▸ **Instructions for the task**:
Please go through the records below and return every line holding the word "Anggota".

━━ Provided material ━━

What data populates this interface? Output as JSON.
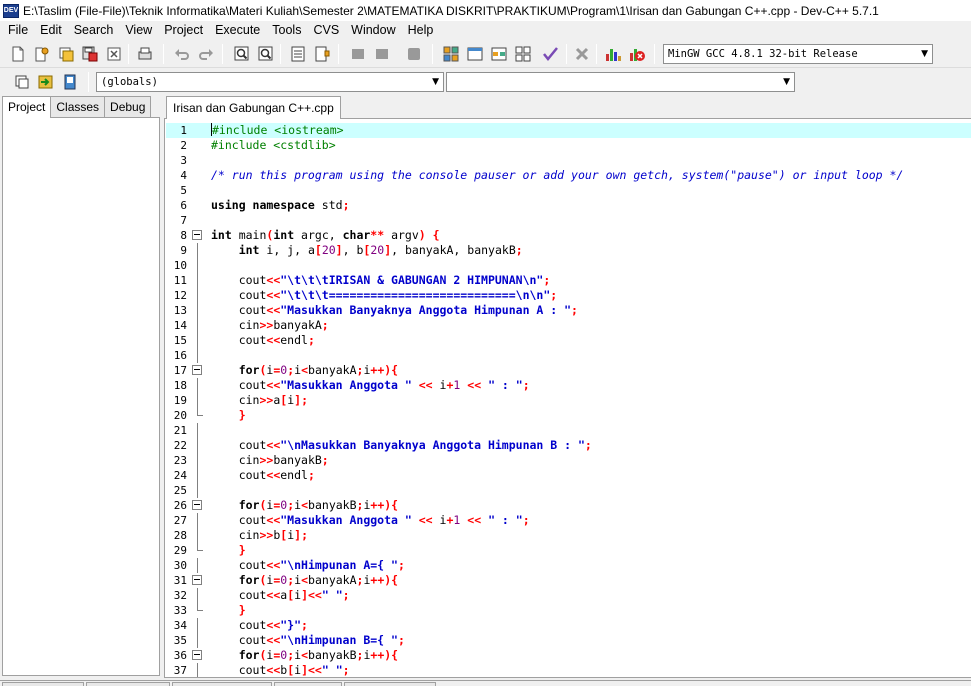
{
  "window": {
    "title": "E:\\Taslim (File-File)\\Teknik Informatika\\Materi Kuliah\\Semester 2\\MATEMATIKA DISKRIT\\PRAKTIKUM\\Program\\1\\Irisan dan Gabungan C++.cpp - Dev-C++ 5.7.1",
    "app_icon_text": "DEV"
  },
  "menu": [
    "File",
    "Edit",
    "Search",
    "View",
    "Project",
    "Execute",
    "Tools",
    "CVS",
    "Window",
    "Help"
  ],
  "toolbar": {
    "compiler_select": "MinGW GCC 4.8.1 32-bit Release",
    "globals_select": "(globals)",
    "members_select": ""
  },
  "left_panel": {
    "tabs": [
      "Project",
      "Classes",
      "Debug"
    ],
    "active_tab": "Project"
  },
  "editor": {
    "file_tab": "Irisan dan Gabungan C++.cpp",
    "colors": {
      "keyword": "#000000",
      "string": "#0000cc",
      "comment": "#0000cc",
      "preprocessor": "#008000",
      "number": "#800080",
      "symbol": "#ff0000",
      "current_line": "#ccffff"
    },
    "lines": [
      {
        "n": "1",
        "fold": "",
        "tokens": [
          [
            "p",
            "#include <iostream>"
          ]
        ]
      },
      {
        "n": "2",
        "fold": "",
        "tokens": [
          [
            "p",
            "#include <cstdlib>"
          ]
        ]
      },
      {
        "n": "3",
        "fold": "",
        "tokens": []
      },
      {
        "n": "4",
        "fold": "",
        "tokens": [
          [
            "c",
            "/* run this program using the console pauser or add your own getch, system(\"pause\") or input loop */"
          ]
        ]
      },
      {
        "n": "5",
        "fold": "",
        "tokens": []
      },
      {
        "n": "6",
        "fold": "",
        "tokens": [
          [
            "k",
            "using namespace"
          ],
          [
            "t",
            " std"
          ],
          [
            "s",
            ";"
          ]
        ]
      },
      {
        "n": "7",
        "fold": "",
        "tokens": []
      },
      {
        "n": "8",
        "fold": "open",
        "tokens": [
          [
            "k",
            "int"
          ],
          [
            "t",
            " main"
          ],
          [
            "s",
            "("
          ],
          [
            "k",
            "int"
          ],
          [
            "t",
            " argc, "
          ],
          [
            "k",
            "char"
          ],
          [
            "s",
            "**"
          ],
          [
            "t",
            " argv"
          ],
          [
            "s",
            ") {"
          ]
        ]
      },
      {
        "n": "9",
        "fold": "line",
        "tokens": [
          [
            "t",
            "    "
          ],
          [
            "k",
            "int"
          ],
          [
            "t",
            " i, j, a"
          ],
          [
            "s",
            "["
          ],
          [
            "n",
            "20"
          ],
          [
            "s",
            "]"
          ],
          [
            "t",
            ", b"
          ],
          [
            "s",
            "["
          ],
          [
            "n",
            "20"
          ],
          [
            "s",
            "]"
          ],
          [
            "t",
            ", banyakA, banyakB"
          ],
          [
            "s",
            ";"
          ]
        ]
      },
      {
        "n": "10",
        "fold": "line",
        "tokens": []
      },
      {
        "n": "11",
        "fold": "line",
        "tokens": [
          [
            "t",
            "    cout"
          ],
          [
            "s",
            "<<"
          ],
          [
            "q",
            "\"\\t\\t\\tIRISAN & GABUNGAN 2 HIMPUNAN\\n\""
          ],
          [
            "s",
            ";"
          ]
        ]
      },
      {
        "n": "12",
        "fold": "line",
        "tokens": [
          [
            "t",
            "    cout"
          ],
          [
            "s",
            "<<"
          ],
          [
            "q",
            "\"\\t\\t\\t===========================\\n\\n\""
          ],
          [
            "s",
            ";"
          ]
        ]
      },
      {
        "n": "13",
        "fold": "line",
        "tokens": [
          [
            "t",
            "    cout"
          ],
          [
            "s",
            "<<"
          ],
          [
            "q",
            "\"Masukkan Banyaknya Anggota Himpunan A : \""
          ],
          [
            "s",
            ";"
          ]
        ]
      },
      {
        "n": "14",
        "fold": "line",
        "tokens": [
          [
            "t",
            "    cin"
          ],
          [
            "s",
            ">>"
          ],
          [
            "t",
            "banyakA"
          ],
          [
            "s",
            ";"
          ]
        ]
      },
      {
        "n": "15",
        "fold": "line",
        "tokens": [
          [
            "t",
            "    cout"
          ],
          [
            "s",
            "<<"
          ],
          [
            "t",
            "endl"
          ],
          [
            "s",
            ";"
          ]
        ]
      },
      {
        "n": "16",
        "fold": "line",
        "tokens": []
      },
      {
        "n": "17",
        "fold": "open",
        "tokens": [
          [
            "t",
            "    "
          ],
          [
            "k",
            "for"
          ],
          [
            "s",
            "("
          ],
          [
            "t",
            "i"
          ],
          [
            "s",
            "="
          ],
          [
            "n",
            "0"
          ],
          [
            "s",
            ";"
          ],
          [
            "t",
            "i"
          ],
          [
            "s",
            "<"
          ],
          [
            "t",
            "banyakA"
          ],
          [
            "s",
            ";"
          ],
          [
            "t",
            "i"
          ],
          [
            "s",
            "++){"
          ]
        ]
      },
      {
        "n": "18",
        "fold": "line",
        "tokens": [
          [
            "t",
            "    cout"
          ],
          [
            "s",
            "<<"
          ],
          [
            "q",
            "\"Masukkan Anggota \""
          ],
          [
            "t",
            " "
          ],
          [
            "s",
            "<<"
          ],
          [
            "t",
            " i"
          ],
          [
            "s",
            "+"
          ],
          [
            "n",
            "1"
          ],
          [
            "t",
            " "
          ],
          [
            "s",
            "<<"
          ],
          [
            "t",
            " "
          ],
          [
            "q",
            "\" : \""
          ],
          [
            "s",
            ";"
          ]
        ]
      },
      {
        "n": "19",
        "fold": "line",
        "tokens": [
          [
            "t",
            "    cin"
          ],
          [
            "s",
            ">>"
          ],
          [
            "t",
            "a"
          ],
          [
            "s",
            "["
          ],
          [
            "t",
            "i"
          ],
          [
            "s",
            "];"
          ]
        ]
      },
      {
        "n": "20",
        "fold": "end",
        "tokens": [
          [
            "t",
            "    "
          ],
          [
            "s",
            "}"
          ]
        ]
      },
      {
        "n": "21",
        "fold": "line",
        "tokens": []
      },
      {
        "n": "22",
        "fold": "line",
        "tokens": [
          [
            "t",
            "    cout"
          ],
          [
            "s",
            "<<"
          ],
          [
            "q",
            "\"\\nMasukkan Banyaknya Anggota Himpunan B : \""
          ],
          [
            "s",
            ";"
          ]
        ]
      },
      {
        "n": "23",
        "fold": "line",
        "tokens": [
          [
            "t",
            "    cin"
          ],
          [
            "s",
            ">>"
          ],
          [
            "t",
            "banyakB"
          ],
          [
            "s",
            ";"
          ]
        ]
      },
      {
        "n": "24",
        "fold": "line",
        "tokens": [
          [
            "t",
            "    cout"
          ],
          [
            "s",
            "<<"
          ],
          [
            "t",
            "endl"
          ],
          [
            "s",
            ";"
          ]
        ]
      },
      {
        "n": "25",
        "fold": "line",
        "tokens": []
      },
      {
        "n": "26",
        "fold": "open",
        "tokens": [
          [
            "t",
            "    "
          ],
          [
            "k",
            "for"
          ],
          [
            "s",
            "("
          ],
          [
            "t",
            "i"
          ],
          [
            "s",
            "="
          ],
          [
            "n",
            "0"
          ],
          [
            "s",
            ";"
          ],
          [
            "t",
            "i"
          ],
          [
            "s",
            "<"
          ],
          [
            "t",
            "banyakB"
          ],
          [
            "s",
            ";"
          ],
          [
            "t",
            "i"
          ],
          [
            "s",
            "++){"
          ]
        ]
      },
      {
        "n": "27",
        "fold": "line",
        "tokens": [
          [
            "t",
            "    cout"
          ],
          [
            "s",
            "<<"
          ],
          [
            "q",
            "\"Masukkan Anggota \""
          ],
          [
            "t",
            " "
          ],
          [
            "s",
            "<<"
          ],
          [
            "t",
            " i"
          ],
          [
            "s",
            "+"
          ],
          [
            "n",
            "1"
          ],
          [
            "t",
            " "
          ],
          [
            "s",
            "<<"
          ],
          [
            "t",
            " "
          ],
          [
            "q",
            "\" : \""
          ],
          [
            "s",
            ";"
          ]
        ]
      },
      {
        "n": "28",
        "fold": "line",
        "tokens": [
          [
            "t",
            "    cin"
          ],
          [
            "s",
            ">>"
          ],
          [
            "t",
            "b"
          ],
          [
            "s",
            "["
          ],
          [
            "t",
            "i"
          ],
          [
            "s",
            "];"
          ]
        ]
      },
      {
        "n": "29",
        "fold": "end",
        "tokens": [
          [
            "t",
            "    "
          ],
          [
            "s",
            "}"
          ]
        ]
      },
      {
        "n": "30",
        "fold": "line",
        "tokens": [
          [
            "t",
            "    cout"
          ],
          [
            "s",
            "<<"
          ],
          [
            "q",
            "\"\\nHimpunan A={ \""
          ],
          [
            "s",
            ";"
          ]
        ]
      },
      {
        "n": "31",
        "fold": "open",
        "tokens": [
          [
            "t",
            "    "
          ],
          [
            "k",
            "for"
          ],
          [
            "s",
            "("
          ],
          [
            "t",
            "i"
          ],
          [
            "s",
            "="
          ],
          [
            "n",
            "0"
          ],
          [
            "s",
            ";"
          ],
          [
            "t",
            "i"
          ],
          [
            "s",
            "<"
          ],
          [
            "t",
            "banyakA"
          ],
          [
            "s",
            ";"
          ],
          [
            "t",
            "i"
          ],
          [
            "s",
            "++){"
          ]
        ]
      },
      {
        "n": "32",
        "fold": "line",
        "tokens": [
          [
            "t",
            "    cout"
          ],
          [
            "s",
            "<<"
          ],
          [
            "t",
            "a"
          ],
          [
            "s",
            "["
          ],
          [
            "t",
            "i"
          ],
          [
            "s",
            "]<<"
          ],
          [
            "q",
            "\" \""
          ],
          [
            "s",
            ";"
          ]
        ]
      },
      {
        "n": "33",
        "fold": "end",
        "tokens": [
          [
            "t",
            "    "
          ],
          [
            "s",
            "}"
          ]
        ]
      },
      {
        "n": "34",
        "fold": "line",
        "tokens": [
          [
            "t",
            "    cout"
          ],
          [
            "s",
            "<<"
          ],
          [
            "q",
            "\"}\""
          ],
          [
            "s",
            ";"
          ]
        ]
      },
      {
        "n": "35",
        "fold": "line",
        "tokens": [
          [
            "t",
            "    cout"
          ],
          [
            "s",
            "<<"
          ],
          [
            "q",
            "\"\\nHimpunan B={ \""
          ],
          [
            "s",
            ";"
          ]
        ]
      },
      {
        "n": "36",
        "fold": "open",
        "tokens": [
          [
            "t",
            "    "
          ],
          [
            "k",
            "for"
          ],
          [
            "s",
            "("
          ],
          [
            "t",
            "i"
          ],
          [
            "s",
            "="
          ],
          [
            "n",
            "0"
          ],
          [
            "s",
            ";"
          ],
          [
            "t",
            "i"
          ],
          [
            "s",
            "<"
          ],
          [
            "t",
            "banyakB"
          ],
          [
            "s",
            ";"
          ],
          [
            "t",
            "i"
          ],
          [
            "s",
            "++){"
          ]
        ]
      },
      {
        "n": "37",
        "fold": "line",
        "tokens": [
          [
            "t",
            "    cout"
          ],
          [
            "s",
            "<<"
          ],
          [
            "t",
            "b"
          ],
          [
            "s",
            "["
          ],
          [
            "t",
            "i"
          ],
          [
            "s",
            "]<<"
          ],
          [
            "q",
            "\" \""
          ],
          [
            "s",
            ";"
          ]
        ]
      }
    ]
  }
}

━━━

▸ **Answer section**:
            "\"Masukkan Banyaknya Anggota Himpunan A : \""
            "\"Masukkan Anggota \""
            "\"\\nMasukkan Banyaknya Anggota Himpunan B : \""
            "\"Masukkan Anggota \""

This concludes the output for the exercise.